Thursday, October 20, 2016

The vertical edges of the stairs: a late-night rant about accessibility and academic buildings

On many university webpages, photographs of heritage buildings take centre stage. Old buildings speak to us, with weathered walls lining weathered halls, and hardwood floors trampled to a patina. I love seeing echoes of the past - even the gnarly bits. But here’s a gnarly piece of the present, and future: our fetishization of these lovely old buildings means that some of us cannot get inside. Indeed, the squeaky staircase with intricate railings is gorgeous. But it’s a monument to an inaccessible past, and a barrier to my future. Where you see the horizontal boards where your feet will land on your route upstairs, I see the vertical edges that could one day confine me to the ground floor, or exile me from the building.
Let’s put it starkly: if you do not build an elevator, I might not have a job. I want nothing more than to work as a historian, in a university. Researching and teaching about the past drive me. In a couple of years, I’ll likely be searching for an academic job. This is an uphill battle for anyone working on a PhD in the humanities, and we don’t all succeed. However, I have a disability, and can’t count on always being able to walk. In my field, that is a massive additional barrier to employment, by virtue of the built environment. The pool of jobs available to me will decrease with every step I cannot climb. Many universities have dozens of lovely heritage buildings: buildings where the toilets have personalities of their own, and none are wheelchair accessible; buildings with ornate staircases, and no elevator; buildings that are important, apparently, but not important enough that I have an equal right to access them. 
When you use heritage as a justification for not making buildings accessible, we are situating the value of that space solely in the past. You are also commemorating a history that prioritizes the voices and activities of those who can climb stairs, open doors, and move easily through the spaces in our community. When you tell me that you can’t bear to change a historic building, you are telling me that you value the aesthetics in commemorating privileged lives over and above taking steps towards universal access. Claims that a building simply “can’t” be made accessible are, by and large, oversimplified.
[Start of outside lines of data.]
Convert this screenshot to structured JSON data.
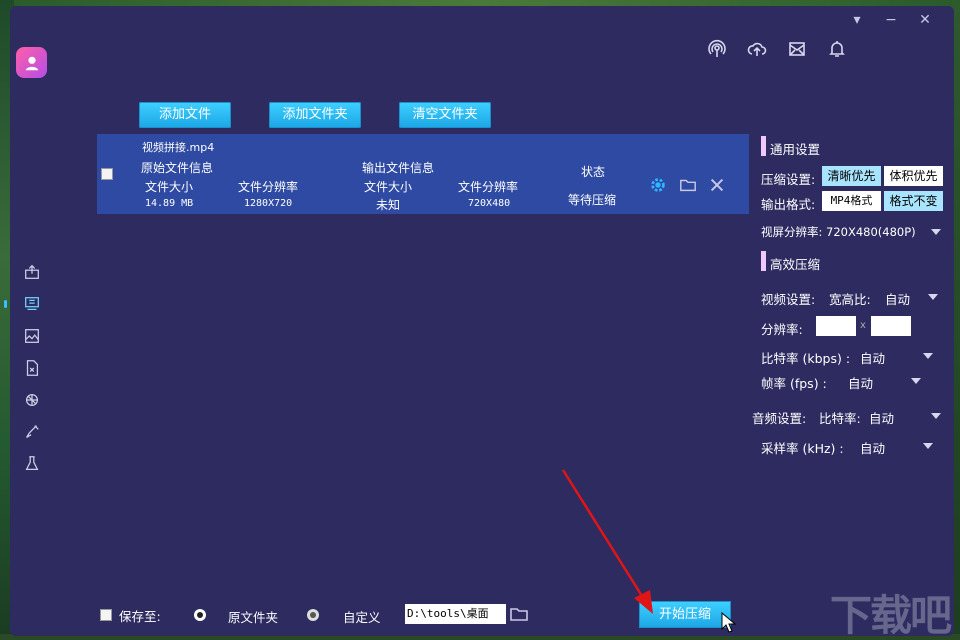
{
  "window_controls": {
    "dropdown_label": "▾",
    "minimize_label": "−",
    "close_label": "✕"
  },
  "toolbar": {
    "add_file": "添加文件",
    "add_folder": "添加文件夹",
    "clear_folder": "清空文件夹"
  },
  "file": {
    "name": "视频拼接.mp4",
    "original_header": "原始文件信息",
    "output_header": "输出文件信息",
    "status_header": "状态",
    "col_size": "文件大小",
    "col_resolution": "文件分辨率",
    "orig_size": "14.89 MB",
    "orig_resolution": "1280X720",
    "out_size": "未知",
    "out_resolution": "720X480",
    "status": "等待压缩"
  },
  "settings": {
    "general_title": "通用设置",
    "compress_label": "压缩设置:",
    "compress_opt1": "清晰优先",
    "compress_opt2": "体积优先",
    "output_label": "输出格式:",
    "output_opt1": "MP4格式",
    "output_opt2": "格式不变",
    "video_res_label": "视屏分辨率: 720X480(480P)",
    "efficient_title": "高效压缩",
    "video_setting_label": "视频设置:",
    "aspect_label": "宽高比:",
    "aspect_value": "自动",
    "resolution_label": "分辨率:",
    "resolution_sep": "x",
    "bitrate_label": "比特率 (kbps) :",
    "bitrate_value": "自动",
    "framerate_label": "帧率 (fps) :",
    "framerate_value": "自动",
    "audio_label": "音频设置:",
    "audio_bitrate_label": "比特率:",
    "audio_bitrate_value": "自动",
    "samplerate_label": "采样率 (kHz) :",
    "samplerate_value": "自动"
  },
  "bottom": {
    "save_to": "保存至:",
    "original_folder": "原文件夹",
    "custom": "自定义",
    "path": "D:\\tools\\桌面",
    "start": "开始压缩"
  },
  "watermark": "下载吧",
  "colors": {
    "background": "#2d2b60",
    "accent": "#1ba6e6",
    "row": "#2e4aa2",
    "arrow": "#e01515"
  }
}
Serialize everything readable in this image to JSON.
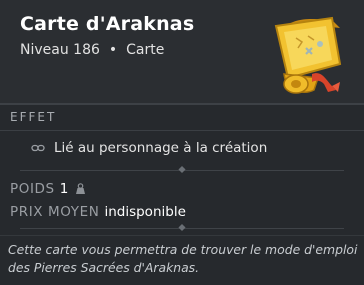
{
  "item": {
    "name": "Carte d'Araknas",
    "level_text": "Niveau 186",
    "separator": "•",
    "type": "Carte",
    "image_icon": "treasure-map-icon"
  },
  "effects": {
    "heading": "EFFET",
    "items": [
      {
        "icon": "link-icon",
        "text": "Lié au personnage à la création"
      }
    ]
  },
  "stats": {
    "weight_label": "POIDS",
    "weight_value": "1",
    "weight_icon": "weight-icon",
    "price_label": "PRIX MOYEN",
    "price_value": "indisponible"
  },
  "description": "Cette carte vous permettra de trouver le mode d'emploi des Pierres Sacrées d'Araknas.",
  "colors": {
    "background": "#26292d",
    "header": "#2b2e32",
    "map_yellow": "#f2c230",
    "ribbon_red": "#d8442a"
  }
}
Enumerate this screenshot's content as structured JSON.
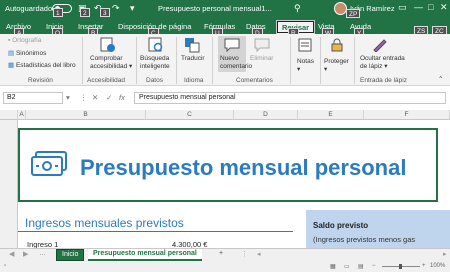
{
  "titlebar": {
    "autosave_label": "Autoguardado",
    "title": "Presupuesto personal mensual1...",
    "user": "Iván Ramírez"
  },
  "keytips": {
    "autosave": "1",
    "undo": "2",
    "redo": "3",
    "user": "ZP",
    "file": "A",
    "home": "O",
    "insert": "B",
    "layout": "C",
    "formulas": "U",
    "data": "D",
    "review": "R",
    "view": "W",
    "help": "Y",
    "right1": "ZS",
    "right2": "ZC"
  },
  "tabs": [
    "Archivo",
    "Inicio",
    "Insertar",
    "Disposición de página",
    "Fórmulas",
    "Datos",
    "Revisar",
    "Vista",
    "Ayuda"
  ],
  "ribbon": {
    "revision": {
      "items": [
        "Ortografía",
        "Sinónimos",
        "Estadísticas del libro"
      ],
      "group": "Revisión"
    },
    "accesibilidad": {
      "button": [
        "Comprobar",
        "accesibilidad"
      ],
      "group": "Accesibilidad"
    },
    "datos": {
      "button": [
        "Búsqueda",
        "inteligente"
      ],
      "group": "Datos"
    },
    "idioma": {
      "button": "Traducir",
      "group": "Idioma"
    },
    "comentarios": {
      "new": [
        "Nuevo",
        "comentario"
      ],
      "delete": "Eliminar",
      "group": "Comentarios"
    },
    "notas": {
      "button": "Notas"
    },
    "proteger": {
      "button": "Proteger"
    },
    "entrada": {
      "button": [
        "Ocultar entrada",
        "de lápiz"
      ],
      "group": "Entrada de lápiz"
    }
  },
  "formula_bar": {
    "namebox": "B2",
    "fx": "fx",
    "content": "Presupuesto mensual personal"
  },
  "columns": [
    "A",
    "B",
    "C",
    "D",
    "E",
    "F"
  ],
  "sheet": {
    "title": "Presupuesto mensual personal",
    "income_header": "Ingresos mensuales previstos",
    "income_row_label": "Ingreso 1",
    "income_row_value": "4.300,00 €",
    "saldo_title": "Saldo previsto",
    "saldo_sub": "(Ingresos previstos menos gas"
  },
  "sheet_tabs": {
    "first": "Inicio",
    "active": "Presupuesto mensual personal",
    "add": "+"
  },
  "status": {
    "zoom": "100%"
  },
  "colors": {
    "excel_green": "#217346",
    "title_blue": "#2b7bc0",
    "saldo_fill": "#bfd5ee"
  }
}
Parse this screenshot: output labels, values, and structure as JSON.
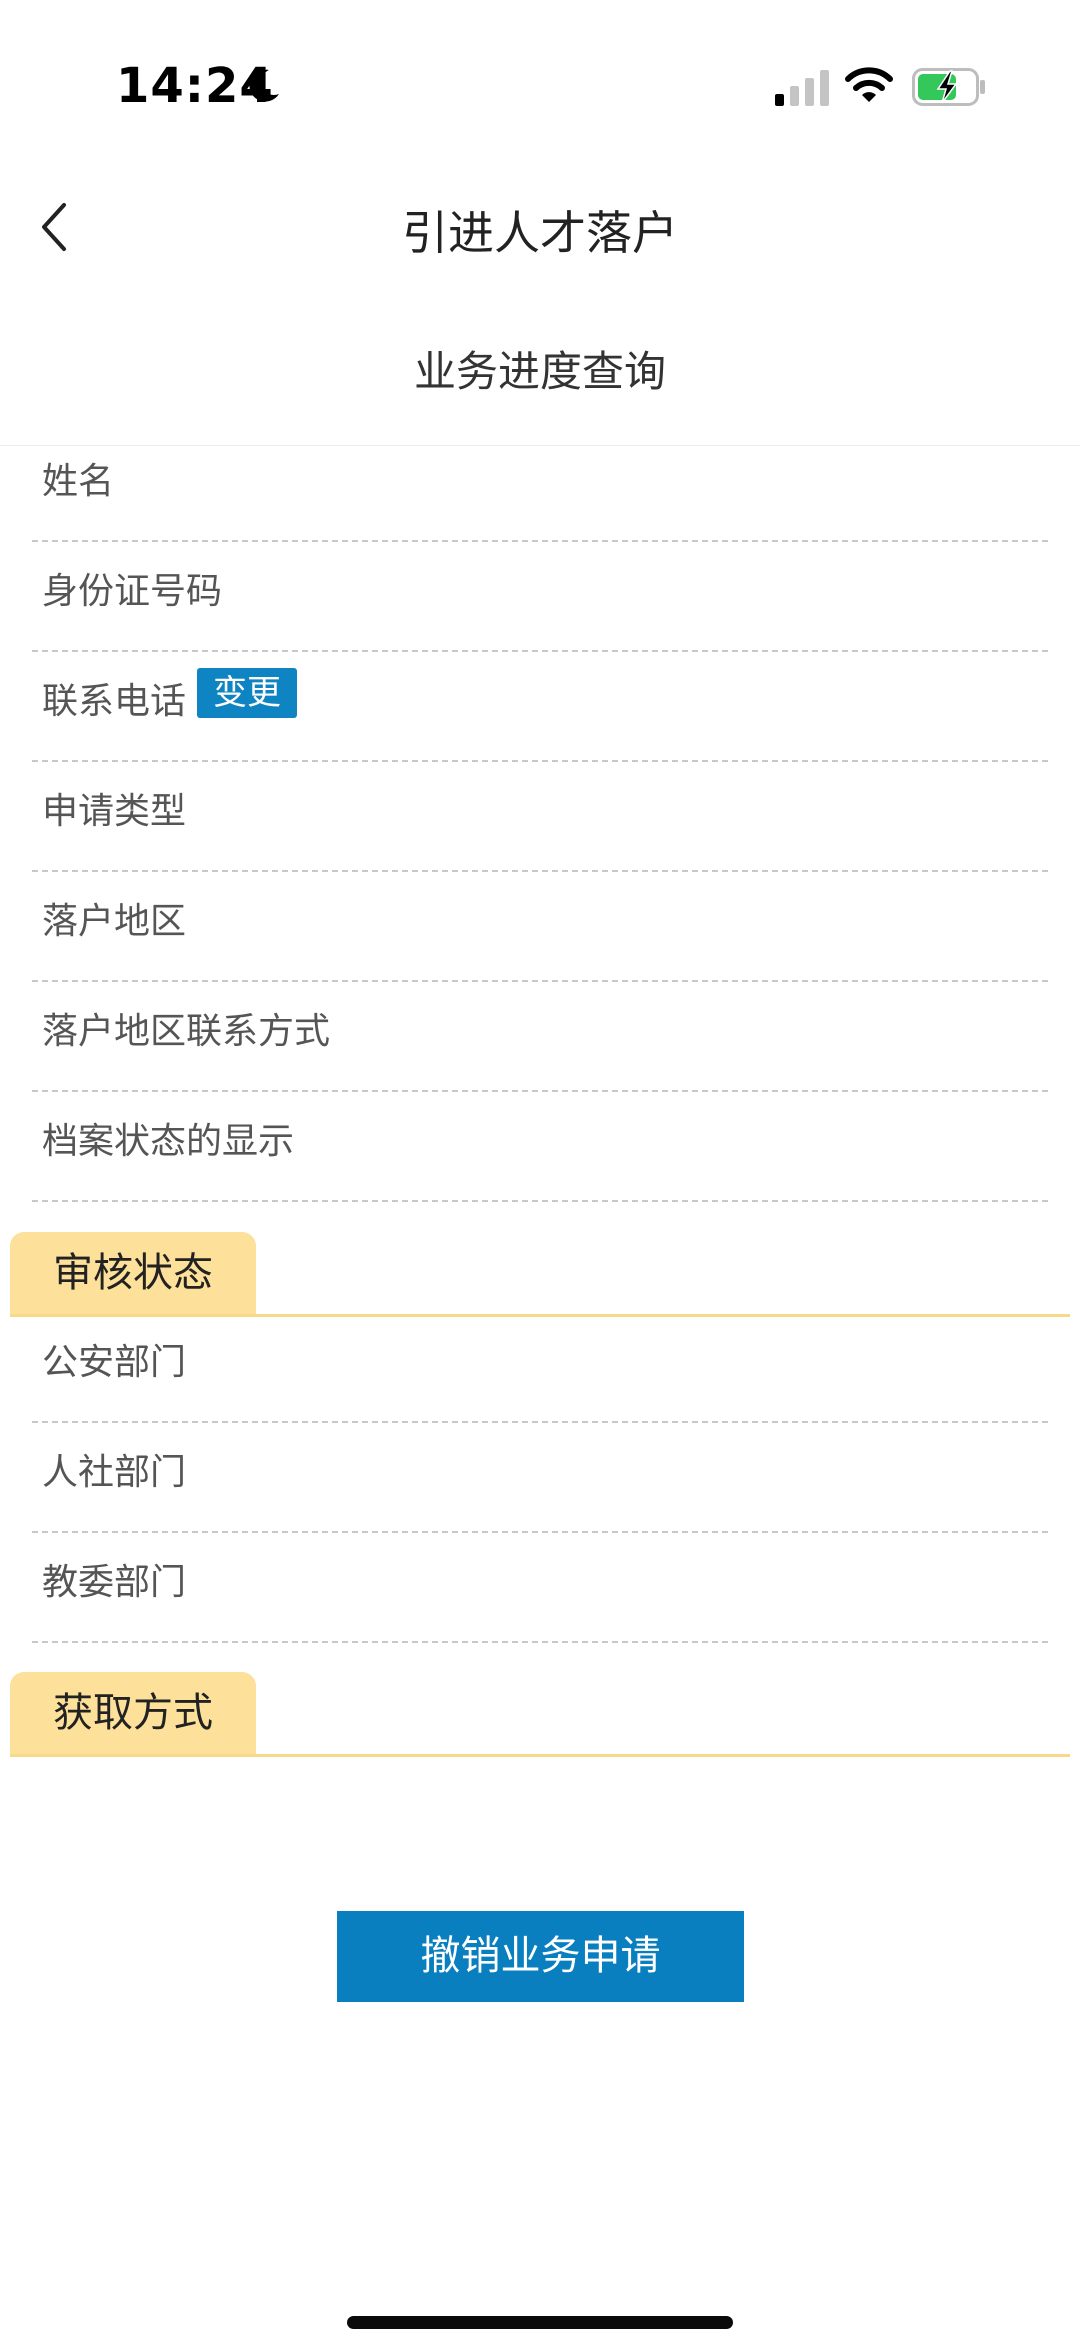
{
  "status_bar": {
    "time": "14:24",
    "icons": [
      "moon-icon",
      "cellular-signal-icon",
      "wifi-icon",
      "battery-charging-icon"
    ]
  },
  "nav": {
    "title": "引进人才落户",
    "back_icon": "chevron-left-icon"
  },
  "section_title": "业务进度查询",
  "info_rows": [
    {
      "label": "姓名"
    },
    {
      "label": "身份证号码"
    },
    {
      "label": "联系电话",
      "action": "变更"
    },
    {
      "label": "申请类型"
    },
    {
      "label": "落户地区"
    },
    {
      "label": "落户地区联系方式"
    },
    {
      "label": "档案状态的显示"
    }
  ],
  "review_group": {
    "title": "审核状态",
    "rows": [
      {
        "label": "公安部门"
      },
      {
        "label": "人社部门"
      },
      {
        "label": "教委部门"
      }
    ]
  },
  "pickup_group": {
    "title": "获取方式"
  },
  "revoke_button": "撤销业务申请",
  "colors": {
    "primary_blue": "#0a7fc0",
    "tab_yellow": "#fde09a",
    "tab_line": "#f6d98a",
    "battery_green": "#34c759"
  }
}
It’s not that you can’t - it’s that you won’t prioritize it. Organizations instead allocate budget lines to maintaining an inaccessible status quo, claiming to have too many other important projects, to being stretched thin. But disabled people are stretched thin, preparing for plan B, plan C, plan D, plan E, arranging and rearranging our lives to compensate for other people’s reluctance to plan. 
We need allies. Ask about accessibility, even if you think it doesn’t affect you personally. If you have a job in an inaccessible building, take the responsibility to push for changes in your workplace, so that mobility isn’t an unofficial requirement for those who work with you and learn from you. Institute a policy to hold events only at accessible venues, even if those spaces are more expensive. Remember, too, that your own mobility is only temporary. Bodies change. Buildings should, too.